Why Ownership Matters?: Politicization and Entrepreneurship in the Restructuring of Enterprises in Central Europe

Roman Frydman
Marek P. Hessel
Andrzej Rapaczynski, Columbia Law School


This paper, based on a study of mid-sized firms in the Czech Republic, Hungary, and Poland, examines the sources of performance differences between state and privatized firms, particularly those that may be due to politicization and differences in the degree of entrepreneurship. The paper presents inefficiencies in the cost behavior of state enterprises, but does not explain their inferior revenue performance, which is independent of the degree of state involvement. The paper also documents that the lower average revenue performance of state firms is accompanied by lower variance. The authors associate these differences with different attitudes toward risk and different degrees of accountability of the persons in control of state and privatized firms.

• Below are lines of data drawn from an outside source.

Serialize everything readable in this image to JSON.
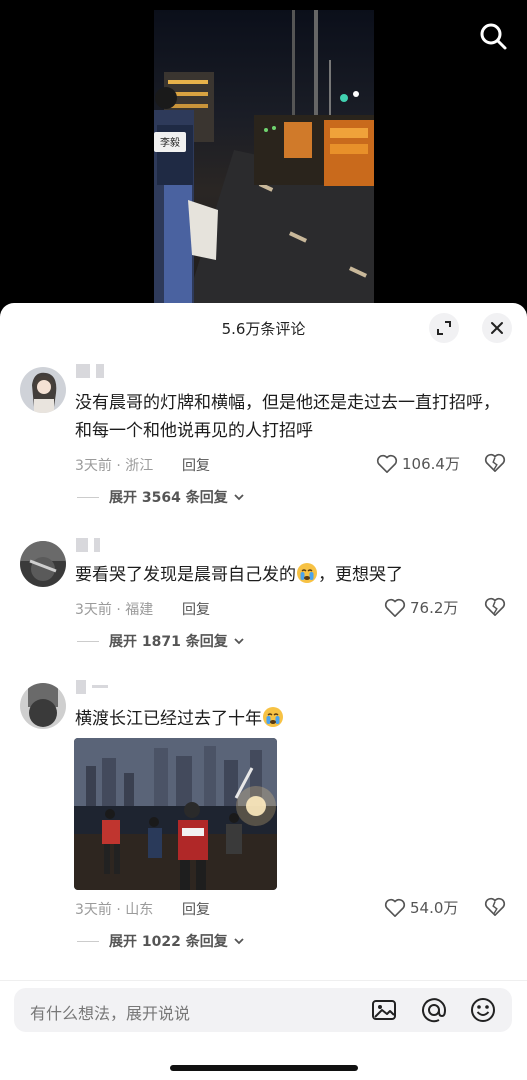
{
  "header": {
    "comment_count": "5.6万条评论"
  },
  "video": {
    "badge_text": "李毅"
  },
  "comments": [
    {
      "text": "没有晨哥的灯牌和横幅，但是他还是走过去一直打招呼，和每一个和他说再见的人打招呼",
      "time_location": "3天前 · 浙江",
      "reply_label": "回复",
      "likes": "106.4万",
      "expand_label": "展开 3564 条回复"
    },
    {
      "text": "要看哭了发现是晨哥自己发的",
      "text_tail": "，更想哭了",
      "time_location": "3天前 · 福建",
      "reply_label": "回复",
      "likes": "76.2万",
      "expand_label": "展开 1871 条回复"
    },
    {
      "text": "横渡长江已经过去了十年",
      "time_location": "3天前 · 山东",
      "reply_label": "回复",
      "likes": "54.0万",
      "expand_label": "展开 1022 条回复"
    }
  ],
  "input": {
    "placeholder": "有什么想法，展开说说"
  },
  "icons": [
    "search-icon",
    "expand-icon",
    "close-icon",
    "heart-icon",
    "broken-heart-icon",
    "image-icon",
    "at-icon",
    "emoji-icon"
  ]
}
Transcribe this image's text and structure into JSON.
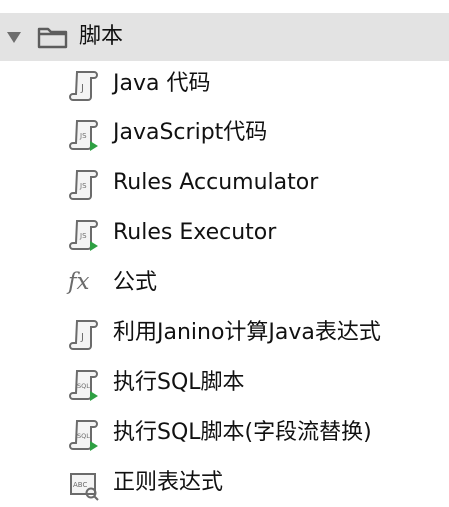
{
  "header": {
    "label": "脚本",
    "disclosure_icon": "triangle-down-icon",
    "folder_icon": "folder-icon",
    "background": "#e3e3e3"
  },
  "items": [
    {
      "label": "Java 代码",
      "icon": "script-icon"
    },
    {
      "label": "JavaScript代码",
      "icon": "script-run-icon"
    },
    {
      "label": "Rules Accumulator",
      "icon": "script-icon"
    },
    {
      "label": "Rules Executor",
      "icon": "script-run-icon"
    },
    {
      "label": "公式",
      "icon": "fx-icon"
    },
    {
      "label": "利用Janino计算Java表达式",
      "icon": "script-icon"
    },
    {
      "label": "执行SQL脚本",
      "icon": "sql-script-icon"
    },
    {
      "label": "执行SQL脚本(字段流替换)",
      "icon": "sql-script-icon"
    },
    {
      "label": "正则表达式",
      "icon": "regex-icon"
    }
  ],
  "colors": {
    "icon_gray": "#6e6e6e",
    "run_green": "#2ea043",
    "text": "#111111"
  }
}
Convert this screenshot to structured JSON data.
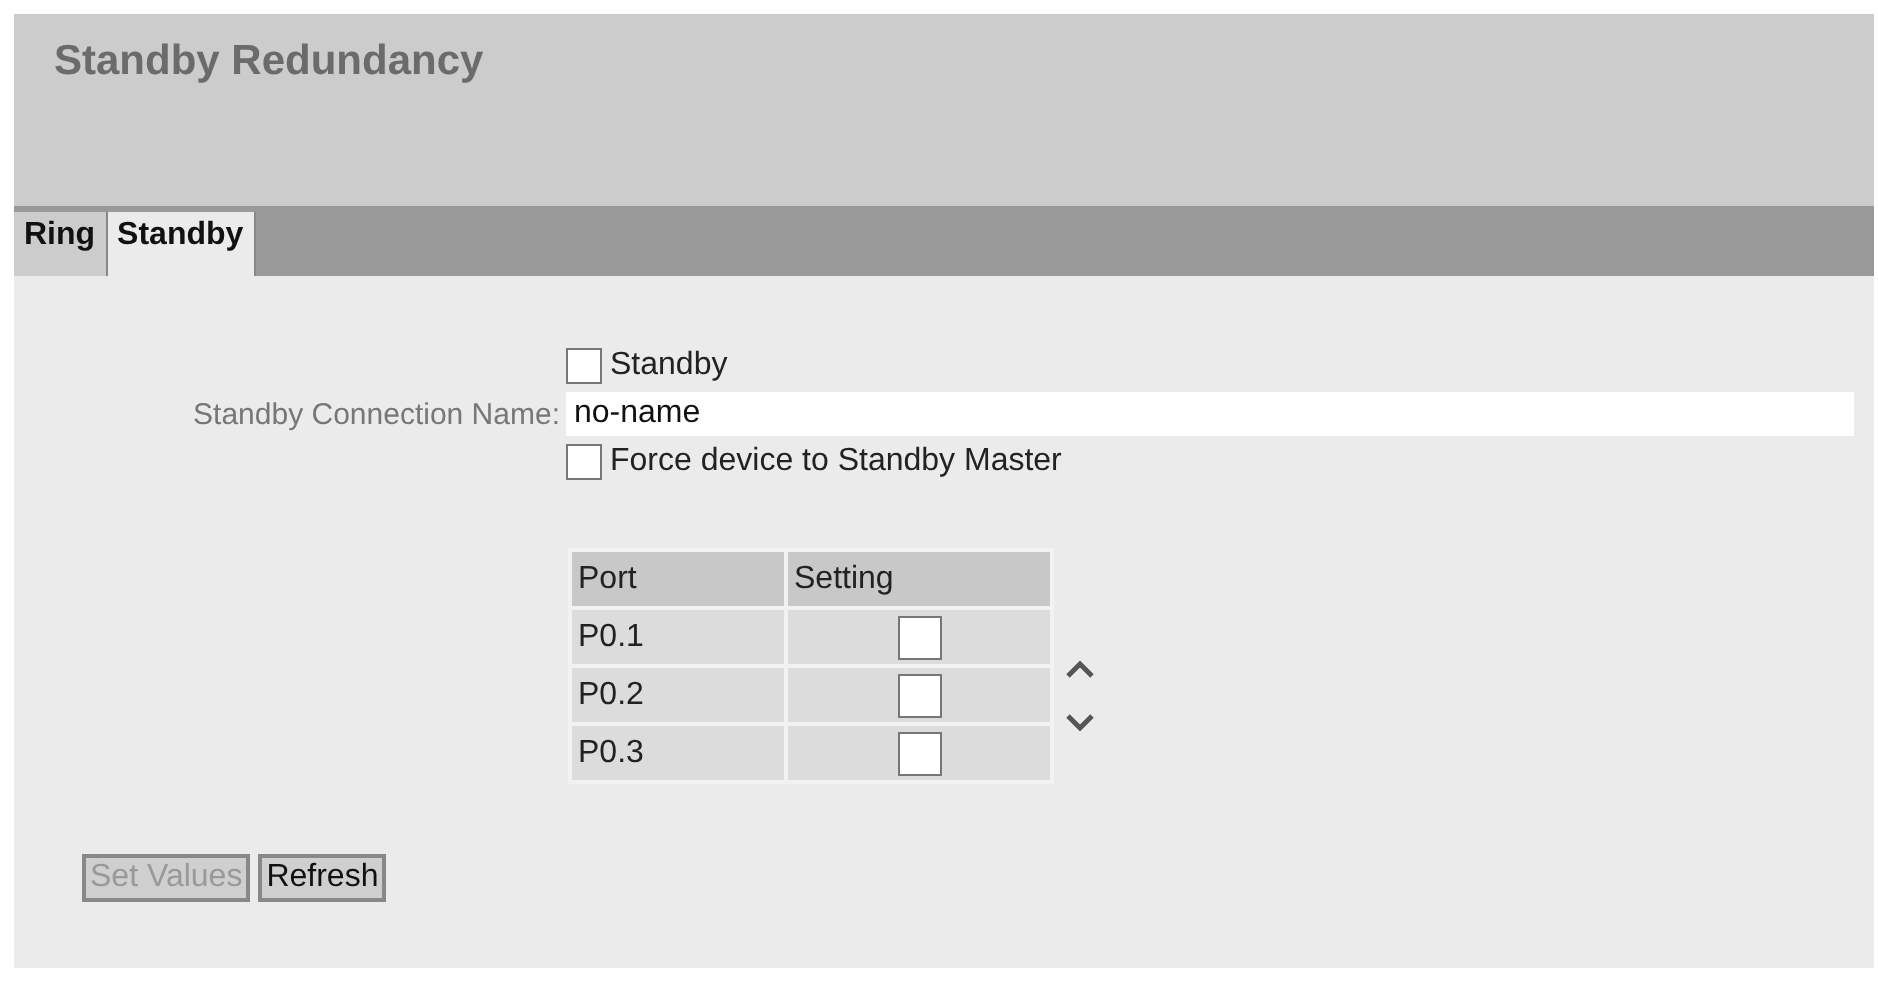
{
  "page": {
    "title": "Standby Redundancy"
  },
  "tabs": [
    {
      "label": "Ring",
      "selected": false
    },
    {
      "label": "Standby",
      "selected": true
    }
  ],
  "form": {
    "standby": {
      "label": "Standby",
      "checked": false
    },
    "connection_name": {
      "label": "Standby Connection Name:",
      "value": "no-name"
    },
    "force_master": {
      "label": "Force device to Standby Master",
      "checked": false
    }
  },
  "table": {
    "columns": [
      "Port",
      "Setting"
    ],
    "rows": [
      {
        "port": "P0.1",
        "checked": false
      },
      {
        "port": "P0.2",
        "checked": false
      },
      {
        "port": "P0.3",
        "checked": false
      }
    ]
  },
  "buttons": [
    {
      "label": "Set Values",
      "disabled": true
    },
    {
      "label": "Refresh",
      "disabled": false
    }
  ]
}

The paper examines the impact of managerial turnover on revenue performance, as well as other differences between the managers of state and privatized firms, and concludes that the more entrepreneurial behavior of privatized firms is due primarily to the incentive effects, rather than the human capital effects, of privatization.